School leaders have had a change of heart about operating all 14 of the district’s low-performing schools under the state’s Restart school reform model.
At the urging of new Superintendent Pascal Mubenga, the school board on Thursday approved a request to seek permission from the State Board of Education (SBE) to reduce the number of schools subject to the Restart model to three or four.
Mubenga said operating three or four schools given “charter-like” flexibility would be more manageable financially and give the district a better chance at success. He also noted the fiscal challenges the district will have as it prepares to deal with the state’s mandate to reduce K-3 class sizes.
“I think when you guys made that decision, there were others factors we did not consider when it came to the financial impact,” Mubenga said.

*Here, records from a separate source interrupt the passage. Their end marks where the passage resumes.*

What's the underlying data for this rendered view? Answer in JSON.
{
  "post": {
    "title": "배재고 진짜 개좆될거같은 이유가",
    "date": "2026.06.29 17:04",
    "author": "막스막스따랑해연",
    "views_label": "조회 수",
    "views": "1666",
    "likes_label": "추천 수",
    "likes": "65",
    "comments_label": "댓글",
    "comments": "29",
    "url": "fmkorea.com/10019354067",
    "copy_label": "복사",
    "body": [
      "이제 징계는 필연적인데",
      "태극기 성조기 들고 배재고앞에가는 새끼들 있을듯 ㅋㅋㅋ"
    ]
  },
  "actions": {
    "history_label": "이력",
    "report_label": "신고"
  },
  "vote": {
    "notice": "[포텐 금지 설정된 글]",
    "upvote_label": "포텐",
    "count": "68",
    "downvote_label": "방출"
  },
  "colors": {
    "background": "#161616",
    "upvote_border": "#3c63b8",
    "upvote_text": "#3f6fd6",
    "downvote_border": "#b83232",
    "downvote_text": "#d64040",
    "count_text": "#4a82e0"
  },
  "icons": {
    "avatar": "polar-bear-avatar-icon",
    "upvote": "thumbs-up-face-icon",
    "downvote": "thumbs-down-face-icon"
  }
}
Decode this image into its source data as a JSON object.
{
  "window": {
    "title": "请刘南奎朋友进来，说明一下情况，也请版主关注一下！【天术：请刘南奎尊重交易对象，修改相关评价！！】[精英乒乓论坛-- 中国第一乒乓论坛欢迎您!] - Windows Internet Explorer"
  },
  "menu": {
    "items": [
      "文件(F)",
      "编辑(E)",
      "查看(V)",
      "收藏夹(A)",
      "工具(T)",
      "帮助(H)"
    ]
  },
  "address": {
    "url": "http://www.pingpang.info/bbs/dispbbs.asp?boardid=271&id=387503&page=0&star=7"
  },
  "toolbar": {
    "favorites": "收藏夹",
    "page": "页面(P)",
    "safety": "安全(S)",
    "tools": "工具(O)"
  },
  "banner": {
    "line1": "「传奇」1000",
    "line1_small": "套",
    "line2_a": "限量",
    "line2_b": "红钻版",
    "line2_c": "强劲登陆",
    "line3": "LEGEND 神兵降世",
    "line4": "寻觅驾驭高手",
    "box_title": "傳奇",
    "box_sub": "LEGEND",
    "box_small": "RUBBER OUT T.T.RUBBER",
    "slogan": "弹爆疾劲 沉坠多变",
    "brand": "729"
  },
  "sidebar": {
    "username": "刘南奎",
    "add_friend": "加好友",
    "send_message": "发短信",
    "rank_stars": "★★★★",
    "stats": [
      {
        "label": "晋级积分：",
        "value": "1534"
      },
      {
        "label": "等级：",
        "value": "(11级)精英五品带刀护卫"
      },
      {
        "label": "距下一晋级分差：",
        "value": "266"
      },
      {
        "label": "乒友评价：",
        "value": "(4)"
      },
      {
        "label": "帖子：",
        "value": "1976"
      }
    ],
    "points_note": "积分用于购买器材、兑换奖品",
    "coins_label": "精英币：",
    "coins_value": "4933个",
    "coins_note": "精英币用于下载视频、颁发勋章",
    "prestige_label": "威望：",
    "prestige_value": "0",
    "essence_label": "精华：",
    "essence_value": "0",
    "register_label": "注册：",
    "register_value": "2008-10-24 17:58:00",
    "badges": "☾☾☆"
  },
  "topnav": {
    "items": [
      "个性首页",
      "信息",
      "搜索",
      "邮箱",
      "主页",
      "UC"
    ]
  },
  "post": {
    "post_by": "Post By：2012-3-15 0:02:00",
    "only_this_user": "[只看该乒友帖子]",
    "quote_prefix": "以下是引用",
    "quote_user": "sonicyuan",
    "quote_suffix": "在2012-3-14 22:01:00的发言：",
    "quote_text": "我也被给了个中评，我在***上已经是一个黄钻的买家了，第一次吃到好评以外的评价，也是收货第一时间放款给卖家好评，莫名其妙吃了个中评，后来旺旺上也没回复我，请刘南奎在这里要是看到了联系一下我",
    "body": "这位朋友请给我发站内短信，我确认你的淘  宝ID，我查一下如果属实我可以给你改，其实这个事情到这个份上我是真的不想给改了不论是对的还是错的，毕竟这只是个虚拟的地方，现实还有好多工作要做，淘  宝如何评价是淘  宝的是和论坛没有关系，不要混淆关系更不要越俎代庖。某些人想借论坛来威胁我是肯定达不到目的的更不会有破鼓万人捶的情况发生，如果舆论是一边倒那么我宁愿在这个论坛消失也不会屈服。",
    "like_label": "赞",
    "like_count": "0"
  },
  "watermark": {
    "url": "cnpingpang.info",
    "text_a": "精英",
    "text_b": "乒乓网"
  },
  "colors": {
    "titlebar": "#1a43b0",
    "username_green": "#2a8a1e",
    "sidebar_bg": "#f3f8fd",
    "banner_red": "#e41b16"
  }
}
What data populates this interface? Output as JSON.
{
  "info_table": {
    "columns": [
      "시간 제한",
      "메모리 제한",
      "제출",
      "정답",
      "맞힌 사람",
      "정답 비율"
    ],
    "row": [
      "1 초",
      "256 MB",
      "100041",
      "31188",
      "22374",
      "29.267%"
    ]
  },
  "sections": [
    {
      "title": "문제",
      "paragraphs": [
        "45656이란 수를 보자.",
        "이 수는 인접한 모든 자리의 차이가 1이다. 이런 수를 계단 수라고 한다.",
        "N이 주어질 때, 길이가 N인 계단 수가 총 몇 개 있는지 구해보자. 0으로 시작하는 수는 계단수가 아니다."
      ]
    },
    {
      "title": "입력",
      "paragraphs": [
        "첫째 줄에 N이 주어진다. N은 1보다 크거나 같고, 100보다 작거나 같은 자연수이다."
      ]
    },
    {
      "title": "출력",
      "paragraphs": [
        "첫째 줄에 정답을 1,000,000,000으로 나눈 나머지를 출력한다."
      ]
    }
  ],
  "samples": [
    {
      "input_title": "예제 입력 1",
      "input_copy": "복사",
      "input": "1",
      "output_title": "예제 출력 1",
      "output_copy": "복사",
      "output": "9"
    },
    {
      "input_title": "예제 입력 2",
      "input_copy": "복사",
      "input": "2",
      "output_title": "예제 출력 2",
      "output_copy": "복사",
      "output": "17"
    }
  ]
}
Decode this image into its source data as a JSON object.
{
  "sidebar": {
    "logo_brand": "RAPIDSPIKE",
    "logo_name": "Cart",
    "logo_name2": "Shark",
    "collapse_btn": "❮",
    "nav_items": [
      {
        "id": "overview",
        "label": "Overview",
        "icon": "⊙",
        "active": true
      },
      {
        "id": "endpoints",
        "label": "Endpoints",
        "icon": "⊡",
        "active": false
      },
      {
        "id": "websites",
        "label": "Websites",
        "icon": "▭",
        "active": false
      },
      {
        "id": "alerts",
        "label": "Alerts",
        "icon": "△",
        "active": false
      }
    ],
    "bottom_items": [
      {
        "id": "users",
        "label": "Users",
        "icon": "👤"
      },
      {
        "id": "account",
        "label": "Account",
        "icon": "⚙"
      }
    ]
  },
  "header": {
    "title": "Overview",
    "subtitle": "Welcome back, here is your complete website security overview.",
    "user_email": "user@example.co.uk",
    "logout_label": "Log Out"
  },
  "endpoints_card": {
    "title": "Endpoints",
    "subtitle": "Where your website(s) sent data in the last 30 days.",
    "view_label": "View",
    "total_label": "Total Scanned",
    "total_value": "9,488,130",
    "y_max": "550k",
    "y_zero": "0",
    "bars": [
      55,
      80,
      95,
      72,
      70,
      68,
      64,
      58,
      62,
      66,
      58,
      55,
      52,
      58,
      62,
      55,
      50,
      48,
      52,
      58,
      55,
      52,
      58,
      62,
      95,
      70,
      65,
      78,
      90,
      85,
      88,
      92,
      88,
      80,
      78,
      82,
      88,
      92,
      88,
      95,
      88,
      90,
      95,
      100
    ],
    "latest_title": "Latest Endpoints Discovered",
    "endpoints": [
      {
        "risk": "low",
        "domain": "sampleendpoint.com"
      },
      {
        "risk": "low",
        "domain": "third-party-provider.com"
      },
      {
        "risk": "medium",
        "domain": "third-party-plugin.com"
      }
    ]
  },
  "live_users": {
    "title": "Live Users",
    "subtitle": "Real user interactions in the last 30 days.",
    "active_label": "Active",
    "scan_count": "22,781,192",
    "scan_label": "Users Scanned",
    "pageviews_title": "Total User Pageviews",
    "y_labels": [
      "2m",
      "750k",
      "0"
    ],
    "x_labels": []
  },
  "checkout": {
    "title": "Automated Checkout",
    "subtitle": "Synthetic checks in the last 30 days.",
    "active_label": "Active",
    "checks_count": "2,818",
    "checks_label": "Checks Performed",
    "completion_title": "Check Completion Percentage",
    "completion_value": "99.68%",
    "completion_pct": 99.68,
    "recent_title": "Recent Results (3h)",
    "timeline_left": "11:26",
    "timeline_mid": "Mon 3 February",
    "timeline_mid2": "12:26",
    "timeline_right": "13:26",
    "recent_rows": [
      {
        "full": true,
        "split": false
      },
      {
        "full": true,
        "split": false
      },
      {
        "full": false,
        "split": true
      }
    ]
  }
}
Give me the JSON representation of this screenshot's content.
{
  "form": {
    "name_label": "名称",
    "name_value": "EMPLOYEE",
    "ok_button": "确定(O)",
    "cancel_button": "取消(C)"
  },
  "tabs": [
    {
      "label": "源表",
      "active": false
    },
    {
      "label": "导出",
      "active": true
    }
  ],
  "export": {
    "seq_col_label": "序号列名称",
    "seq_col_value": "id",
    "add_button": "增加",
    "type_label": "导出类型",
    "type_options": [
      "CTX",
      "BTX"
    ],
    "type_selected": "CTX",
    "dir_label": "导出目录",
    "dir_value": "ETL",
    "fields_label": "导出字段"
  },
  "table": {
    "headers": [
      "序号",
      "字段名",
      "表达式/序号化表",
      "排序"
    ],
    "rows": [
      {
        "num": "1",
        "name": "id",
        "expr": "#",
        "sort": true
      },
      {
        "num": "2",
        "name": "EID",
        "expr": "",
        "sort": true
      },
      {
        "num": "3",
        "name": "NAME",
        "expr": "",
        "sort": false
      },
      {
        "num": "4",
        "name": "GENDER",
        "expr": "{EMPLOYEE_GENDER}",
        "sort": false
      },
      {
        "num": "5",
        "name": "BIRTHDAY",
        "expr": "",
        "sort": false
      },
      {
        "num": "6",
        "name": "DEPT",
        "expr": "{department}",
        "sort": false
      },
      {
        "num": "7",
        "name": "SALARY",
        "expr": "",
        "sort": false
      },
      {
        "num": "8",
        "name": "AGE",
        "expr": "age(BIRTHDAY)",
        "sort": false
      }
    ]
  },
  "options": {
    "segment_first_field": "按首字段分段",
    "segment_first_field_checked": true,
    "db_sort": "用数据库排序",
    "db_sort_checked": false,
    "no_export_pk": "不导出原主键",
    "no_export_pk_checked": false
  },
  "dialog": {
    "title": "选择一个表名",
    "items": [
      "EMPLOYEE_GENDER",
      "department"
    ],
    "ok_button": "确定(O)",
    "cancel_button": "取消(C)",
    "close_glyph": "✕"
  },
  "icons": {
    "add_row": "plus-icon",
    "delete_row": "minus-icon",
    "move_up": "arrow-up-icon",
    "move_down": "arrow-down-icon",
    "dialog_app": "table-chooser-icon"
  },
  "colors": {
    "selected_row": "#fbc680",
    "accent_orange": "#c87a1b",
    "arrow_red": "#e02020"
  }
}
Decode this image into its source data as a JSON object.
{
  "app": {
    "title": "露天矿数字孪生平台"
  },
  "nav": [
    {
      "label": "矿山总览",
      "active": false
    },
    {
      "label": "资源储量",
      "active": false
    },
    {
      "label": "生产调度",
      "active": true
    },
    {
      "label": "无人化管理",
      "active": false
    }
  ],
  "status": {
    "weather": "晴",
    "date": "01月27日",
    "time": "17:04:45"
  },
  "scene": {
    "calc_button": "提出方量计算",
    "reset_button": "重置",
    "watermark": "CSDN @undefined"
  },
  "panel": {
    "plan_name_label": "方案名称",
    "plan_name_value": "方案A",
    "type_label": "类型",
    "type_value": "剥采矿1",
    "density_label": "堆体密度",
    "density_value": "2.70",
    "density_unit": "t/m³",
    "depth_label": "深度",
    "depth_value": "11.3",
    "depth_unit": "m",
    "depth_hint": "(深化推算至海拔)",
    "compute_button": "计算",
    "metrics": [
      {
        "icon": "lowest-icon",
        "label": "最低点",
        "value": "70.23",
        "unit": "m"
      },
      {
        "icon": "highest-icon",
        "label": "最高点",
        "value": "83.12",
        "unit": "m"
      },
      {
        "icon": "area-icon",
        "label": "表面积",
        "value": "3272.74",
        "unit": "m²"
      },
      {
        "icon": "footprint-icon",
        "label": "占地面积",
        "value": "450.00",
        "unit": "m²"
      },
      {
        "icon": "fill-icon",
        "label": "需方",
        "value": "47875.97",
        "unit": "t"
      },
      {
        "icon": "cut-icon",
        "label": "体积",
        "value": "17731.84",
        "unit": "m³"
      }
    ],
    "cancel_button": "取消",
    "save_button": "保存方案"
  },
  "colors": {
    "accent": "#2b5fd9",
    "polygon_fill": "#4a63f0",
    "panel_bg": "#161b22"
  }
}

He noted that Wake County Public Schools only started its Restart efforts with two schools.
“I think starting with 14, we’re going to have a lot of negative implications with our finances,” Mubenga said.
Mubenga said the remaining 10 or 11 schools would still receive the attention they need, just not under the Restart reform model.
He said a letter making the request to operate fewer schools under the Restart model would be drafted and sent to the SBE for it to consider on a “first read” in January and hopefully approved by the SBE at its February meeting.
Operating fewer schools would be less expensive for the district because there are extra costs associated with the exceptions granted charter schools, DPS officials said.
The schools could, for example, extend the school day, change calendars, route more money to professional development, support specific areas that affect student achievement.
The 14 schools were in their planning year, so school officials weren’t sure what the final costs would have been to operate all of them under the Restart model. But Paul LeSieur, the district’s chief finance officer, said the extra dollar costs would have been somewhere in the “millions.”
Low-performing districts and schools in North Carolina are defined by the General Assembly and are based on each school’s School Performance Grade and Education Value-Added Assessment System (EVAAS) growth.
According to state law, low-performing schools are those that receive a school performance grade of “D” or “F” and a school growth score of “met expected growth” or “not met expected growth.”
Two DPS elementary schools — Lakeview and Glenn elementary schools — that were the target for possible state takeover by the North Carolina Innovative School District (NCISD) are among the 14 low-performing schools that were scheduled to operate under the Restart model.
School officials and others used the fact that the two schools were slated for Restart in their argument against the takeover. DPS initially had five schools under consideration for the NCISD. Lakewood and Glenn were among the finalists.
School board member Natalie Beyer said she is concerned about state officials putting DPS schools back in the bull’s eye for a takeover by the NCISD.
“That sounds like a reasonable plan to me,” Beyer said. “My only concern and distrust a bit is the state takeover and Innovative School District and whether that puts any of our schools back at risk of immediate takeover.”
The state granted the 14 schools “charter-like” flexibility in July. The move gives them more calendar flexibility to target their needs and provide more professional development, as well as increase daily instructional time.
It also gives the DPS flexibility to route more money to professional development, support specific areas that affect student achievement and to convert positions including teaching assistants.
In addition to Glenn and Lakewood, the restart schools are Bethesda, Eno Valley, Fayetteville, E.K. Powe, Sandy Ridge, and Y.E. Smith elementary schools, Brogden, Shepard, Lowe’s Grove, Githens and Lucas middle schools and the Southern School of Energy and Sustainability — Southern High School.